Moody’s warned Friday that it might further reduce Spain’s rating, currently at Aa2, citing the country’s regional governments’ inability to get their debt loads under control. The central government’s austerity program will fail to reduce the nation’s debts if regional governments cannot keep up.
Reuters reported that the ratings agency was concerned that regional governments would miss their deficit reduction target by as much as 0.75% of GDP. That would get in the way of the central government’s ability to make its austerity program meet its own goals.
In a release, Moody’s said, “Regional governments’ finances may prove difficult to control due to structural spending pressures, particularly in the health
care sector.” Its assessment is an indication that concerns over contagion throughout the euro zone have not abated in the wake of a second rescue package for Greece.

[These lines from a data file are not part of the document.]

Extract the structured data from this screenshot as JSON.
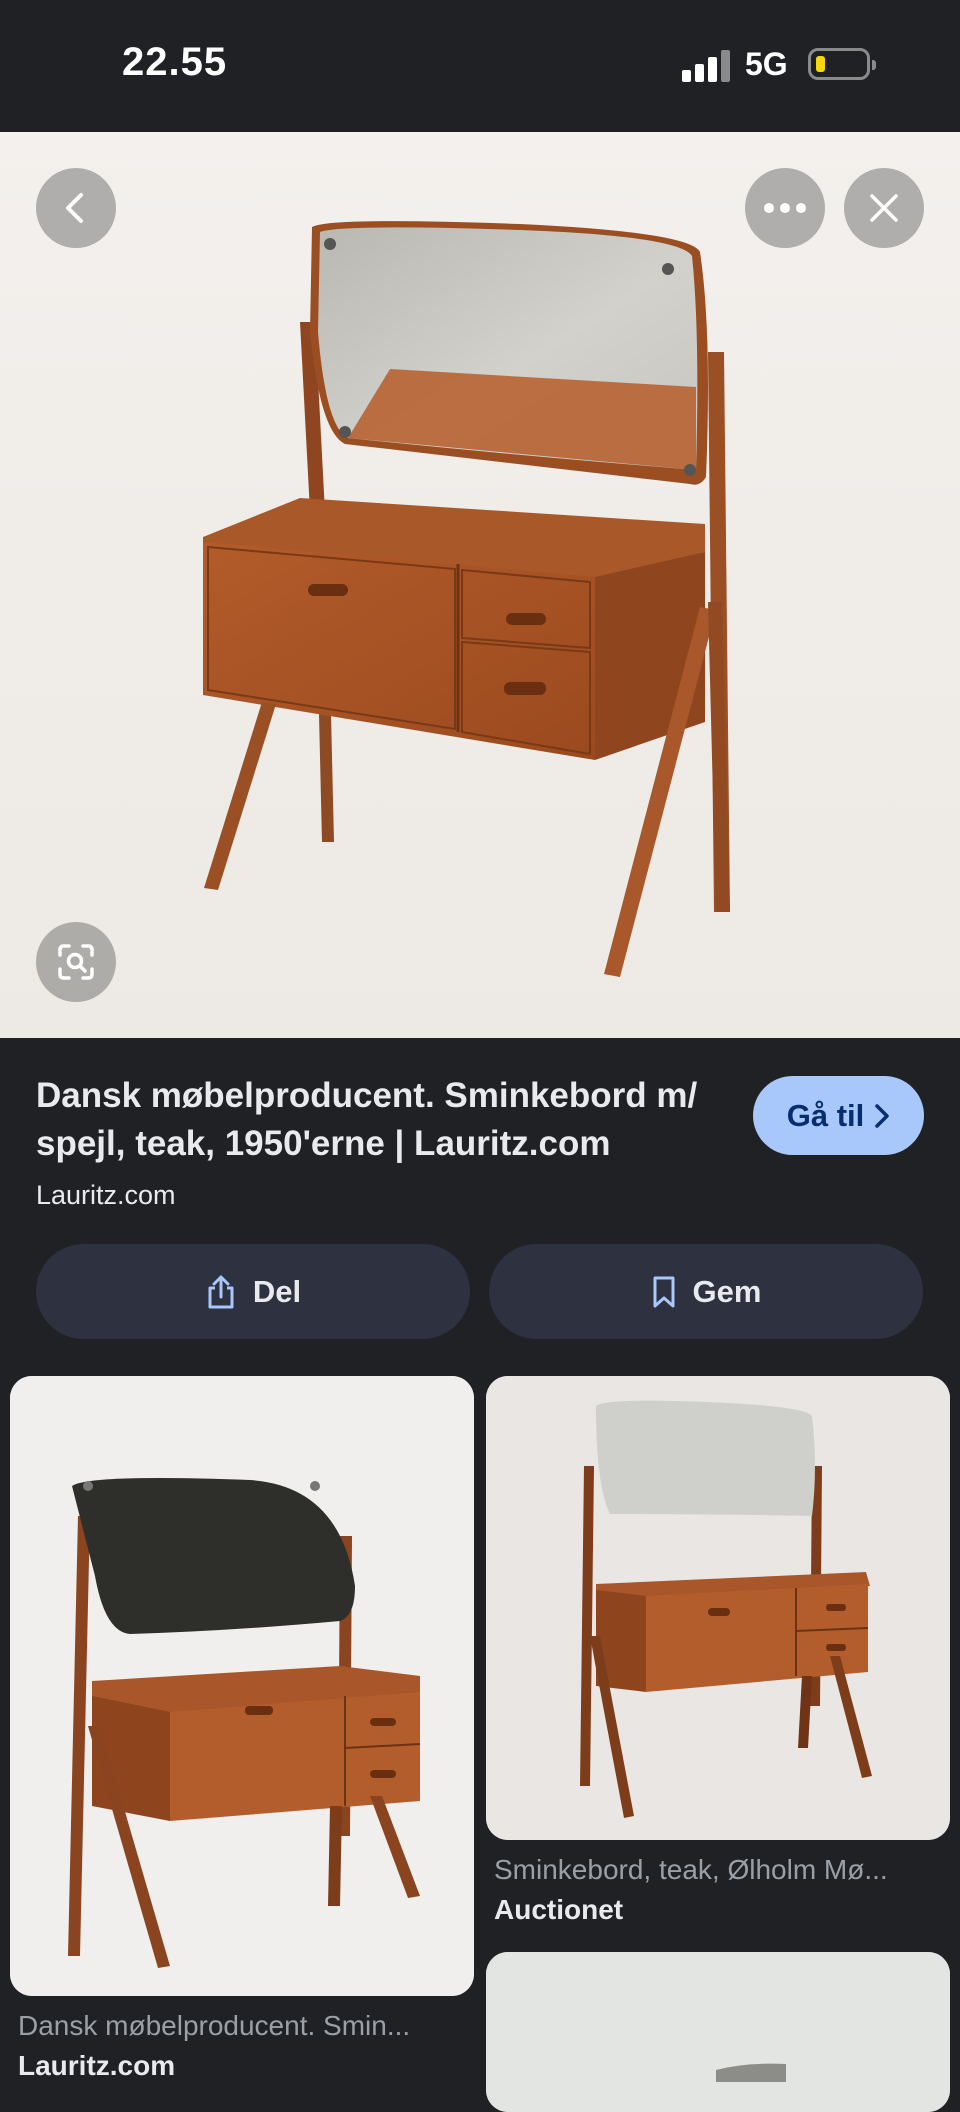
{
  "status_bar": {
    "time": "22.55",
    "network": "5G"
  },
  "hero": {
    "alt": "Teak vanity with mirror"
  },
  "result": {
    "title": "Dansk møbelproducent. Sminkebord m/ spejl, teak, 1950'erne | Lauritz.com",
    "source": "Lauritz.com",
    "goto_label": "Gå til"
  },
  "actions": {
    "share_label": "Del",
    "save_label": "Gem"
  },
  "related": [
    {
      "caption": "Dansk møbelproducent. Smin...",
      "source": "Lauritz.com"
    },
    {
      "caption": "Sminkebord, teak, Ølholm Mø...",
      "source": "Auctionet"
    }
  ],
  "colors": {
    "background": "#202124",
    "accent": "#a8c7fa",
    "button": "#2d3140"
  }
}
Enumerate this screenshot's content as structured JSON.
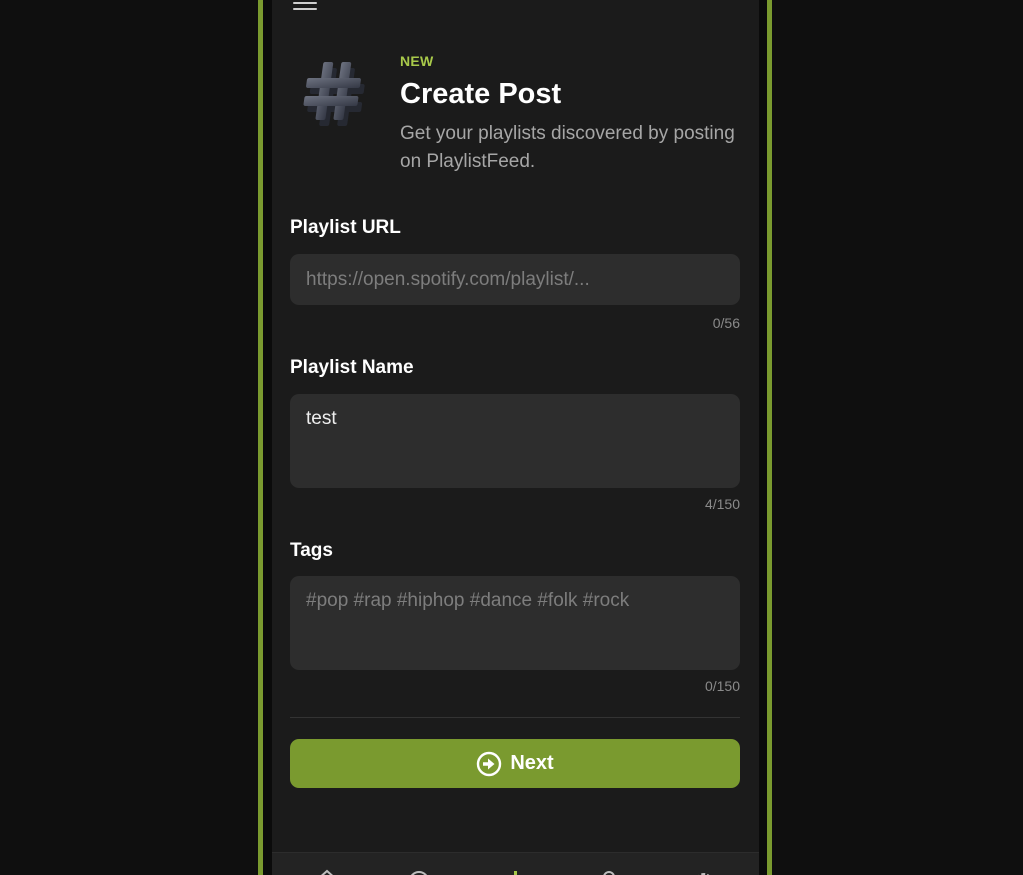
{
  "header": {
    "badge": "NEW",
    "title": "Create Post",
    "subtitle": "Get your playlists discovered by posting on PlaylistFeed."
  },
  "form": {
    "playlist_url": {
      "label": "Playlist URL",
      "placeholder": "https://open.spotify.com/playlist/...",
      "value": "",
      "counter": "0/56"
    },
    "playlist_name": {
      "label": "Playlist Name",
      "value": "test",
      "counter": "4/150"
    },
    "tags": {
      "label": "Tags",
      "placeholder": "#pop #rap #hiphop #dance #folk #rock",
      "value": "",
      "counter": "0/150"
    },
    "next_label": "Next"
  },
  "bottom_nav": {
    "items": [
      "home-icon",
      "explore-icon",
      "create-icon",
      "profile-icon",
      "settings-icon"
    ]
  },
  "colors": {
    "accent": "#7a9a2f",
    "accent_text": "#a8c94a",
    "screen_bg": "#1b1b1b",
    "field_bg": "#2d2d2d"
  }
}
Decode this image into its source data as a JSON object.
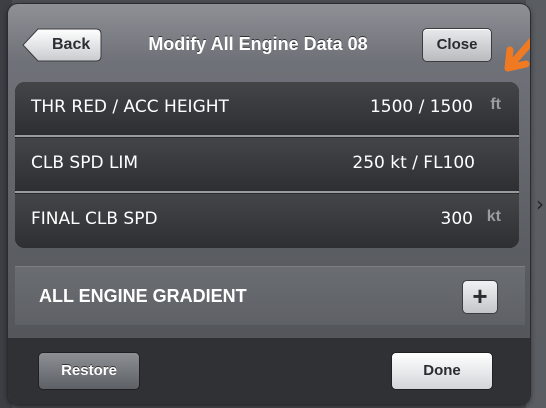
{
  "header": {
    "back_label": "Back",
    "title": "Modify All Engine Data 08",
    "close_label": "Close"
  },
  "engine_data": {
    "rows": [
      {
        "label": "THR RED / ACC HEIGHT",
        "value": "1500 / 1500",
        "unit": "ft"
      },
      {
        "label": "CLB SPD LIM",
        "value": "250 kt / FL100",
        "unit": ""
      },
      {
        "label": "FINAL CLB SPD",
        "value": "300",
        "unit": "kt"
      }
    ]
  },
  "gradient": {
    "label": "ALL ENGINE GRADIENT",
    "add_icon": "plus-icon",
    "add_glyph": "+"
  },
  "footer": {
    "restore_label": "Restore",
    "done_label": "Done"
  },
  "annotation": {
    "arrow_icon": "orange-arrow-icon",
    "arrow_color": "#f07a22"
  },
  "colors": {
    "panel_bg": "#6f7278",
    "data_bg": "#2b2c2f",
    "footer_bg": "#2f3134",
    "unit_text": "#9a9ca0"
  }
}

Spanish bond yields rose and are now at 6.11%; 7% is considered unsustainable.
While the Spanish Treasury disputed Moody’s assessment, saying in the report, “Moody’s assumes that the current high yields that have been generated by the resolutions around the Greek crisis will become a permanent burden on non-AAA sovereign funding costs,” Moody’s did also say that a ratings cut for Spain would likely be limited to a single notch.
Giada Giani, analyst at the U.S.’s Citi, was quoted saying, “The trigger is that the [Greek] deal last week has not really rebuilt confidence across the euro zone so Spain is still on their radar screens with costs rising.”
Moody’s is also concerned about the ability of the European Financial Stability Facility (EFSF) to respond to further turmoil in the euro zone’s debt crisis despite the Greek rescue package.
It commented in that regard, “The package has not relieved market concerns over the position of such sovereigns because (i) it sets a precedent for private sector participation in future sovereign debt restructurings in the euro area, and (ii) while an expansion of powers has been proposed for the EFSF, it is not clear when the powers will be implemented.”
Also in line for possible downgrades by the agency are five of Spain’s banks, its bank restructuring fund FROB and seven regional debt ratings. It has already downgraded six Spanish regions: Castilla-La Mancha, Murcia, Valencia, Catalonia, Andalusia and Castilla y Leon.